(This article contains some light spoilers for “Hunters” on Amazon Prime Video, just for the flashbacks to the concentration camps in Nazi Germany. We won’t be discussing the 1977 parts of the show.)
“Hunters,” as you almost certainly know if you found your way into this article, is set in the 1970s and follows a group of vigilantes, most of whom are Jewish, who are hunting down former Nazis living in America since World War II — Nazis who are planning more crimes against humanity. The older members of the group are Holocaust survivors, who managed to make it out of Nazi death camps alive — though of course no one who survived that insanity came out of it the same way they went in.
These older hunters — Meyer Offerman (Al Pacino), Ruth Heidelbaum (Jeannie Berlin), Murray Markowitz (Saul Rubinek) and Mindy Markowitz (Carol Kane) — are, of course, marked by their time imprisoned in those camps. A few of their targets are those who were responsible for some of the truly savage crimes against humanity they had witnessed.
It’s pretty heinous stuff. We get a story about a Jewish master chess player, who is forced into a game of chess in which the pieces are other prisoners in the camp. And when a piece is taken, the person is killed. There’s another in which the Nazi running the camp forced a group of prisoners to sing a Nazi song and would shoot anyone who he thought missed a note until only one was left. Then there was the one about a Nazi scientist who would force prisoners to drink seawater until it killed them, just to see what would happen.
There are more horror stories from the camps on “Hunters,” but those are the most extreme atrocities that were depicted in Season 1. These bits are all very disturbing, but they’re also a bit… out there. The Nazis proved over and over again that they were more than capable of that kind of pure madness, but some of these tales are so extreme that it felt like they might have been examples of creative license taken by “Hunters” showrunner David Weil and the writing staff.
Such license is to be expected, since “Hunters” is not a true story, and the main characters were not real people. This is a fictional tale. So their traumatic histories don’t have to match up exactly with those of real historical people who experienced the horrors of the Nazi regime.

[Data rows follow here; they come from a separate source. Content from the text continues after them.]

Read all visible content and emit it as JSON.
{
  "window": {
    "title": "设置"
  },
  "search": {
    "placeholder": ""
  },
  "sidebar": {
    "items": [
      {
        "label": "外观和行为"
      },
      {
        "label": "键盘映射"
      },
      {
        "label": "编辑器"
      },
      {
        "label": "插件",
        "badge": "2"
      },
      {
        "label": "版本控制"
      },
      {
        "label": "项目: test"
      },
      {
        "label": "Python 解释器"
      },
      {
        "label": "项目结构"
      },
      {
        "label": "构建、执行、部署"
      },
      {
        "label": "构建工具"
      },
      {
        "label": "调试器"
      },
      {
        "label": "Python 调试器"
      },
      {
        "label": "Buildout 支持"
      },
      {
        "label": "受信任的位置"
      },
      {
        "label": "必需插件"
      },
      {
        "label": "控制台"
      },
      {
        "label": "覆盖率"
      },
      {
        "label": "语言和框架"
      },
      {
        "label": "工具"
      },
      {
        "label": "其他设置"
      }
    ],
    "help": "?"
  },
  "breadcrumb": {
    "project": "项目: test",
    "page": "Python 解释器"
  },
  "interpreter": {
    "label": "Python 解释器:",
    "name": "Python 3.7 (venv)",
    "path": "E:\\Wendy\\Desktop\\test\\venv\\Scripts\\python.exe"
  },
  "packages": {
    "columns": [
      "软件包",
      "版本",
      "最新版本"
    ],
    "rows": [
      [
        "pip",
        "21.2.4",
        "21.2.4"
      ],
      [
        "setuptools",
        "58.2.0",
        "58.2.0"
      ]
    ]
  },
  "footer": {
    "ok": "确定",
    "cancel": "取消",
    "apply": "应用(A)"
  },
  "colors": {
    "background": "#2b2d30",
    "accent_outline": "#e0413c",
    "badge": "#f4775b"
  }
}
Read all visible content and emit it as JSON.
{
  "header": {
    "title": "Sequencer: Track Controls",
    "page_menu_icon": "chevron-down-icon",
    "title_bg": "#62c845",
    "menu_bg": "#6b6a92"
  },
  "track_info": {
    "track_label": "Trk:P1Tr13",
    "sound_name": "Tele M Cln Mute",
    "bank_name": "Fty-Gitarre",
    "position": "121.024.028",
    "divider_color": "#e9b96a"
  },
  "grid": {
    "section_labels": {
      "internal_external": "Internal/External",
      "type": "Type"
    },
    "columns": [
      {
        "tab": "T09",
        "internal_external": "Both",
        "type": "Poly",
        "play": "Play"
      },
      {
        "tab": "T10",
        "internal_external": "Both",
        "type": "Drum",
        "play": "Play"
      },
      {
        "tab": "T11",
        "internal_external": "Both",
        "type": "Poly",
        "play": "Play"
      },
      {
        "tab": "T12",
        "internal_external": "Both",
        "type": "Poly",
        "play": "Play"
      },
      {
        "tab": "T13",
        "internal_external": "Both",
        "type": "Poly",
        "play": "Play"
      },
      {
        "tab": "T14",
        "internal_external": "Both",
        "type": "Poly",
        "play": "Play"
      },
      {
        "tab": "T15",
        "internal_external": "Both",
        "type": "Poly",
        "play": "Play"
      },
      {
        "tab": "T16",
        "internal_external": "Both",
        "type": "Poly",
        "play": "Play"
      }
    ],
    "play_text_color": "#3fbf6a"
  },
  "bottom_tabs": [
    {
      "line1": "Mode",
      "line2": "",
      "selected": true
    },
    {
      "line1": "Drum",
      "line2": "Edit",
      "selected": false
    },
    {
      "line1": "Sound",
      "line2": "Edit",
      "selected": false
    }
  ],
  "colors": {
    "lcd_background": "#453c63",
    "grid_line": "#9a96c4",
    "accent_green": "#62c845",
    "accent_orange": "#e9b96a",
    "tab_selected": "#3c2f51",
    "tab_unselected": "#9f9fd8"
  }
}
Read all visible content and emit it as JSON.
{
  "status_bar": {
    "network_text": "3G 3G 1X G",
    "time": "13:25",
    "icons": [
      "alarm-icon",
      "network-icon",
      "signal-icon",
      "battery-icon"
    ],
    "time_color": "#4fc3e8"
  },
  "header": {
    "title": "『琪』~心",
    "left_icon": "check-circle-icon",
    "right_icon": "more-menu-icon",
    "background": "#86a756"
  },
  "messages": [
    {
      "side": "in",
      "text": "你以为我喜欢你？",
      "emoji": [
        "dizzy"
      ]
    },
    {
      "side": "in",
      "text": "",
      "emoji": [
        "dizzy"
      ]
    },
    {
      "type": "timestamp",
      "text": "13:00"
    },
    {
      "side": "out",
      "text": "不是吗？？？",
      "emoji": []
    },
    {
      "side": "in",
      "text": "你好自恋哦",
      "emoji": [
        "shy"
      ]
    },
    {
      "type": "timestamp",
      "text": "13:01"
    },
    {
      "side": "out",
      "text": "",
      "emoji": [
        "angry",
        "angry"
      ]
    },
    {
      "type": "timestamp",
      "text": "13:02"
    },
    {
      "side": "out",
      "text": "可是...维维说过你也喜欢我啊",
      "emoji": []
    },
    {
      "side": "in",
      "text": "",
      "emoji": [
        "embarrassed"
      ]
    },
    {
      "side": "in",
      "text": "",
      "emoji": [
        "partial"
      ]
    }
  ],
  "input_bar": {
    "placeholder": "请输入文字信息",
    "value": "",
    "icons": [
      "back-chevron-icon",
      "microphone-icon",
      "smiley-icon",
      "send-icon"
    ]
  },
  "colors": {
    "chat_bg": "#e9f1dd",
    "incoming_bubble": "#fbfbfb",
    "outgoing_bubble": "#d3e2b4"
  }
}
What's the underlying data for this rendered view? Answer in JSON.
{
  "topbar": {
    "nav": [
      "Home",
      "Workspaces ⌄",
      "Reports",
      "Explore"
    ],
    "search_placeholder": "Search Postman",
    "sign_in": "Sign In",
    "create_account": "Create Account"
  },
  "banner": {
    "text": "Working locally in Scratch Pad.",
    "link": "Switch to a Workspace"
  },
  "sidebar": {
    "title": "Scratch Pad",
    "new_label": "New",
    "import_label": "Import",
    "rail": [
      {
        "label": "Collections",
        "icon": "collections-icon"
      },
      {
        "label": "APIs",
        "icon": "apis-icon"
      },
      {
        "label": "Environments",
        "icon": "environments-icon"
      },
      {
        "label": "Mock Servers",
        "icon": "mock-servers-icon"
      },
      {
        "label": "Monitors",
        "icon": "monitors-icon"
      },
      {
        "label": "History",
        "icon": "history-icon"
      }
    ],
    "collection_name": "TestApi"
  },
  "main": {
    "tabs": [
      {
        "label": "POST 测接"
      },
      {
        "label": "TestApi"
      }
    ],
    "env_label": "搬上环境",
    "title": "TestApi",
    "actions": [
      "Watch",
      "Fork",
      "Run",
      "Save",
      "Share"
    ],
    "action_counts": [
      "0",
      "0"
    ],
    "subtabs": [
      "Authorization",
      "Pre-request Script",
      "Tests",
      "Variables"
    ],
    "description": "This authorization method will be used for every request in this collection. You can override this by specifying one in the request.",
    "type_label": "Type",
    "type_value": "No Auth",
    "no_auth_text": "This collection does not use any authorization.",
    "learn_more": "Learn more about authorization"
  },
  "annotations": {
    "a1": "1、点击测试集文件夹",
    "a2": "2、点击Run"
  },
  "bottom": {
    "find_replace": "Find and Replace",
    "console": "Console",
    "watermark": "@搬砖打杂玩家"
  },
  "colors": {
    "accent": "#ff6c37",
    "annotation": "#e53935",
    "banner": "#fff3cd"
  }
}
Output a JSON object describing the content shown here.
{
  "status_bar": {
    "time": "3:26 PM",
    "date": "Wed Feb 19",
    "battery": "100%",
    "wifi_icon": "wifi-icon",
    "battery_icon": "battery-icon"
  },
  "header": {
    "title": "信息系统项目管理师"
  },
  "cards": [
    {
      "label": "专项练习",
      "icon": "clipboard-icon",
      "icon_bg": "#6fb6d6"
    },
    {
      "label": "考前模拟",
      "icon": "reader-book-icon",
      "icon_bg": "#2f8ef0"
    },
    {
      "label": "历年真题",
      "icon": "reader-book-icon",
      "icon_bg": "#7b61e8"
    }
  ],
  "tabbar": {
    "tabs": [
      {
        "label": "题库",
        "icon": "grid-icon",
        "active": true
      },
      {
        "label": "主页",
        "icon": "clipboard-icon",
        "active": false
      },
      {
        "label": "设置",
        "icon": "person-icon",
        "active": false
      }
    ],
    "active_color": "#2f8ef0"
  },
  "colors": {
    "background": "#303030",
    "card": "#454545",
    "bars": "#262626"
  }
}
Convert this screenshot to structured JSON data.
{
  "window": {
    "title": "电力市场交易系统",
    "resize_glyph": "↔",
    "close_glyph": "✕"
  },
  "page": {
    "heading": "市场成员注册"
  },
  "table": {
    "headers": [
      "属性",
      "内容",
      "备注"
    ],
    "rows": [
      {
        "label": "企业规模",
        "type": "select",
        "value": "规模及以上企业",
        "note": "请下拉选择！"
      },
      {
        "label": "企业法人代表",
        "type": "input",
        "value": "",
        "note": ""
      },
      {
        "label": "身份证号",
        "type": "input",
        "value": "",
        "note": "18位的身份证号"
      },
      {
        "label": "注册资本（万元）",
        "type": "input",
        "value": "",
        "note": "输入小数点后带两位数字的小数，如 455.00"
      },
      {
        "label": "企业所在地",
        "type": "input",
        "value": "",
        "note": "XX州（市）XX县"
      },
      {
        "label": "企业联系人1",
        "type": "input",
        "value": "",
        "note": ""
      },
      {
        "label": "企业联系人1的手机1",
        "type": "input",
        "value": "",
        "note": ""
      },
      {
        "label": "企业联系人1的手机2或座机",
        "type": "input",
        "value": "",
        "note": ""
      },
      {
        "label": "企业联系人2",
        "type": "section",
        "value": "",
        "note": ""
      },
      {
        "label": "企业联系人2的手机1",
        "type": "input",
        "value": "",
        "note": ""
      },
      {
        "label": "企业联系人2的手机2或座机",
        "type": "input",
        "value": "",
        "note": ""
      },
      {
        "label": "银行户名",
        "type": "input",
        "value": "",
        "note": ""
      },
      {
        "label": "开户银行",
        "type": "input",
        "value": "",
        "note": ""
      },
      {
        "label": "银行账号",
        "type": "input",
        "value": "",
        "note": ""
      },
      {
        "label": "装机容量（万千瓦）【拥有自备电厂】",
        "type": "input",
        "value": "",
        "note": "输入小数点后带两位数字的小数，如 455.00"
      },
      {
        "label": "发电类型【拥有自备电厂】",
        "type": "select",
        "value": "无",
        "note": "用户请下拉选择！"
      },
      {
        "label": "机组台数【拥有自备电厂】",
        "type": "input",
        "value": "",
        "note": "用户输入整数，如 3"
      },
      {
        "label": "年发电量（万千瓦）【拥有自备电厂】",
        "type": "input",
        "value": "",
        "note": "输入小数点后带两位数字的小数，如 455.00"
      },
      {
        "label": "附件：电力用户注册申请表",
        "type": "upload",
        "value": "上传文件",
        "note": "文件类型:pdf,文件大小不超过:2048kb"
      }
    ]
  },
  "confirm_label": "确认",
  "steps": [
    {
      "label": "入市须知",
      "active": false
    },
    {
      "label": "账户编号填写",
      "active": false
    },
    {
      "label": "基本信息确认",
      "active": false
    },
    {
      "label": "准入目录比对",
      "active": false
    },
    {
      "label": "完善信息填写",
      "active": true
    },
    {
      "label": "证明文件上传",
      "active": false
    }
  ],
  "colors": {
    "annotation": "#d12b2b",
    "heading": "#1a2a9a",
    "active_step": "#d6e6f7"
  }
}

And it turns out, they generally don’t. The chess story and the murderous singing competition appear to be original to the show, but the seawater thing is definitely not an invention of “Hunters.” The Nazis performed all sorts of the most horrendous “medical experiments” on prisoners at the camps, like freezing people in order to test hypothermia treatments. Or taking sets of twins and attempting to manually conjoin them, which is another thing that is mentioned on the show.
At Dachau, Nazi scientists would force prisoners to ingest salt water that had been filtered by various means, allegedly in order to find a method of making seawater drinkable. It didn’t work and nothing was learned, and the only effect was extreme dehydration of the subjects, who weren’t allowed to eat or drink anything other than salt water during the experiments.
And the disturbing singing competition and the earlier scene in which members of a small Jewish orchestra forced to play for new arrivals at a concentration camp, are killed when they play the Jewish folk song “Hava Nagila” are certainly rooted in a very real musical tradition in the camps. Auschwitz, for example, had an orchestra with dozens of musicians. And having them play for new arrivals was a real thing.
The creation of the whole human chess thing for “Hunters” has proven to be controversial, with the the folks at the Auschwitz memorial calling it out as “dangerous foolishness & caricature” that “also welcomes future deniers.”
But “Hunters” creator David Weil defended the show in a statement: “And why did I feel the need to create a fictional event when there were so many real horrors that existed? After all, it is true that Nazis perpetrated widespread and extreme acts of sadism and torture – and even incidents of cruel ‘games’ – against their victims. I simply did not want to depict those specific, real acts of trauma.”